Exercise directions: The required result is the number of lines below that hold the word "title", stated without anything else.
#### Data extracts
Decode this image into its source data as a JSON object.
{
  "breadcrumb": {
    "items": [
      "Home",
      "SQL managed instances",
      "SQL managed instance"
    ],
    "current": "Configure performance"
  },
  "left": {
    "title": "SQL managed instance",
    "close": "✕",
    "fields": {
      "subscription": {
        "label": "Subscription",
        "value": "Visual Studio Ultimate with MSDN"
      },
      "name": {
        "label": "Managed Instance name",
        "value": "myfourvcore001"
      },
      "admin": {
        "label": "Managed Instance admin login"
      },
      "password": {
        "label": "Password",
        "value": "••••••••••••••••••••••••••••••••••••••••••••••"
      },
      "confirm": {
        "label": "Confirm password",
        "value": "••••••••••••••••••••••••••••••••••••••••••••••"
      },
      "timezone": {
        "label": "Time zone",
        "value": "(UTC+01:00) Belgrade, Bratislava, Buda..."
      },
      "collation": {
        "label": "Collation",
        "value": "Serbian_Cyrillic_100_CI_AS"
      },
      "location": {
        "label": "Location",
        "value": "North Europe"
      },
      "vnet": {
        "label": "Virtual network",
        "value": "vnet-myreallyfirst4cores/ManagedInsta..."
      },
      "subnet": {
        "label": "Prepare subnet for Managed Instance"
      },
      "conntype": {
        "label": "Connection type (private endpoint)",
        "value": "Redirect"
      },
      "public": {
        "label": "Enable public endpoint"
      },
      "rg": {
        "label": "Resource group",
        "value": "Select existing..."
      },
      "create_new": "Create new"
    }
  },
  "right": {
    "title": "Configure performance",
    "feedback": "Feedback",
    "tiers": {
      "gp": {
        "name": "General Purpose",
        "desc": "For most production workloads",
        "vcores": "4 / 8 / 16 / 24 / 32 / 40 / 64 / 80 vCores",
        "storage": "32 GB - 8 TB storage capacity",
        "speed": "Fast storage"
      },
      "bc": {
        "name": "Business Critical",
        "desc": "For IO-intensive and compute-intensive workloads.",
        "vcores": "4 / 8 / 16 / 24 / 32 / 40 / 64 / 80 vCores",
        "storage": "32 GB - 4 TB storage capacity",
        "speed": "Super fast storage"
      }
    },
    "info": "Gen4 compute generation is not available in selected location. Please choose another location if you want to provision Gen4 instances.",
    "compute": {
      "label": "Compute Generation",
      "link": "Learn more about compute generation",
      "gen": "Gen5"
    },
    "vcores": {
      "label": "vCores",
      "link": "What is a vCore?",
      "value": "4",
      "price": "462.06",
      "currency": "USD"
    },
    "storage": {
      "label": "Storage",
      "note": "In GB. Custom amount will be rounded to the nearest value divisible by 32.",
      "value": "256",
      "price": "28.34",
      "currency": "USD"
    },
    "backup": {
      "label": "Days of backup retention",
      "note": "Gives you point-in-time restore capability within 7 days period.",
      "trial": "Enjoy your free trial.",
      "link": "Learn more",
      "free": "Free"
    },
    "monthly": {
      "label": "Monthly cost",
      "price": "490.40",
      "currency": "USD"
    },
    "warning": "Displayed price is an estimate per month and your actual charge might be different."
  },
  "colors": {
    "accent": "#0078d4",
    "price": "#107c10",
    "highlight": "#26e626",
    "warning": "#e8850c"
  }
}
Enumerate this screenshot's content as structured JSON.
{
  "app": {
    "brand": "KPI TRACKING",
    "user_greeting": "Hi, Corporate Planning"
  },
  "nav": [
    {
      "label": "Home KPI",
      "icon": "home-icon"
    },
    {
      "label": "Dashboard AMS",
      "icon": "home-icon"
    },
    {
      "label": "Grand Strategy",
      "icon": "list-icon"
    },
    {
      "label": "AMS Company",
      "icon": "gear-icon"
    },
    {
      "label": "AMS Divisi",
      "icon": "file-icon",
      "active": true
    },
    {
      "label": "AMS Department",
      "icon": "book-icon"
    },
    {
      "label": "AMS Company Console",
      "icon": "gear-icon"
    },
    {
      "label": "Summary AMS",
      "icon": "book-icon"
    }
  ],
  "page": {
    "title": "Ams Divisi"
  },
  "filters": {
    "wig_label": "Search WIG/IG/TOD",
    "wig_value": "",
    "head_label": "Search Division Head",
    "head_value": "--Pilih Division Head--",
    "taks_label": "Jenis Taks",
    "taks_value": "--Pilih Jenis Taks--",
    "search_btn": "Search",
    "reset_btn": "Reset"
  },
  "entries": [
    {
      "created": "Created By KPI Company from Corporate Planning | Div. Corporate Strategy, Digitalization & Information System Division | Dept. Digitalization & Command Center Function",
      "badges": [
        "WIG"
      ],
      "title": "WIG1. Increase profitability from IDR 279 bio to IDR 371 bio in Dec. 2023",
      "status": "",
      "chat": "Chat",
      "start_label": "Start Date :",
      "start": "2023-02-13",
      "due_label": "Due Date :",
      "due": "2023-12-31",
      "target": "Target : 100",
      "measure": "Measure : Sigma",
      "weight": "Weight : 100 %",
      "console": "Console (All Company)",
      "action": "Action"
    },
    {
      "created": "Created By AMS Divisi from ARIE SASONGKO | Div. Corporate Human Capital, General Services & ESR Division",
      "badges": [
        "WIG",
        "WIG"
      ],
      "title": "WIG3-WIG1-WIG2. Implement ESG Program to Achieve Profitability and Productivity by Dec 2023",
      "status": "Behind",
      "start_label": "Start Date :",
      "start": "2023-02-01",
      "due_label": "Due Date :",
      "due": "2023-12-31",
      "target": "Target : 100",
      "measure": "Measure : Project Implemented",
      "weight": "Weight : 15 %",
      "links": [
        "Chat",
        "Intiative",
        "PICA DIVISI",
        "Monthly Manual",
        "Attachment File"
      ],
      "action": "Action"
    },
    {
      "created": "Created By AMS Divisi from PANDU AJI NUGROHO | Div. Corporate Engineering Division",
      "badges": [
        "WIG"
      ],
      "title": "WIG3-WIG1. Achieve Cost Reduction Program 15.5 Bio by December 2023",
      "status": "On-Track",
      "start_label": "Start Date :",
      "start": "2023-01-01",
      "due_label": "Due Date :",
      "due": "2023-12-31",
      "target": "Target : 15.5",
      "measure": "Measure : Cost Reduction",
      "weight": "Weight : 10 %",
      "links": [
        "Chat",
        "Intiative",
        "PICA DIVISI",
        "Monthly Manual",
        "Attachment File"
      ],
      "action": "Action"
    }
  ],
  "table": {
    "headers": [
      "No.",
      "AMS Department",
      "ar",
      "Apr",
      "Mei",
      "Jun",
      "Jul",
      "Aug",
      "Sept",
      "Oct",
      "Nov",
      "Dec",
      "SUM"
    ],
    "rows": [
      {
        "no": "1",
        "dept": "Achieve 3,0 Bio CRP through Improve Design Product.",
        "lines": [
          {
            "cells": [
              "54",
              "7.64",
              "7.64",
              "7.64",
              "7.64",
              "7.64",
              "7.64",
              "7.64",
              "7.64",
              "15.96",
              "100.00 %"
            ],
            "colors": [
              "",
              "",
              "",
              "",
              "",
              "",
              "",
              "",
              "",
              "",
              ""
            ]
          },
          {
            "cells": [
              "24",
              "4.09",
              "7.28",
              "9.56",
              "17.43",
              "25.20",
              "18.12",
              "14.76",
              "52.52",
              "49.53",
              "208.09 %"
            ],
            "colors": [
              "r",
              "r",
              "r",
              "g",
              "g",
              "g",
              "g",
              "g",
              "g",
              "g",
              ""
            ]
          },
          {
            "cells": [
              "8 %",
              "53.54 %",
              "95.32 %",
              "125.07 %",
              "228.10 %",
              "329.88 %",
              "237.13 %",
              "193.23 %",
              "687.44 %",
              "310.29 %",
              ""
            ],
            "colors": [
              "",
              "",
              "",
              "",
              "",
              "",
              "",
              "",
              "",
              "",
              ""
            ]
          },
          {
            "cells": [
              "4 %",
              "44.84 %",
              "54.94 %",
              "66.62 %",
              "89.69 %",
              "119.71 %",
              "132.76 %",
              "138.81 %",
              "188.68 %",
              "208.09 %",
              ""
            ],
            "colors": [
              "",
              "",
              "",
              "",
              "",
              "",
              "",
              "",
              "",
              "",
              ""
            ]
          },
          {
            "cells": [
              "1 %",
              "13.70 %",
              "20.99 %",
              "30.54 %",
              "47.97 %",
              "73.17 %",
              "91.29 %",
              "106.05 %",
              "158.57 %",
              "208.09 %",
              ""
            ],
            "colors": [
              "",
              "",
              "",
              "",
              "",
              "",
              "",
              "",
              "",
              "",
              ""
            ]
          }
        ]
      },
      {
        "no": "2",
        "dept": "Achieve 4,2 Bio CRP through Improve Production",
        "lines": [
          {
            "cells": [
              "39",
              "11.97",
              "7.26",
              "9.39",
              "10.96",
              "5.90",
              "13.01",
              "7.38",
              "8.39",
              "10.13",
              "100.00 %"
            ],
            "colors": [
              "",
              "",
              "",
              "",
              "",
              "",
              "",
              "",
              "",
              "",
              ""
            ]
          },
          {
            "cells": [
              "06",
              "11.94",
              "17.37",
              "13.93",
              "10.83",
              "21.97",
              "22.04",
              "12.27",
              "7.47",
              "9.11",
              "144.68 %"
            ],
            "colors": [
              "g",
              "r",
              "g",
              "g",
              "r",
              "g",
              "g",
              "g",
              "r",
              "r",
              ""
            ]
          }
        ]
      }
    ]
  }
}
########
Reply to the exercise: 6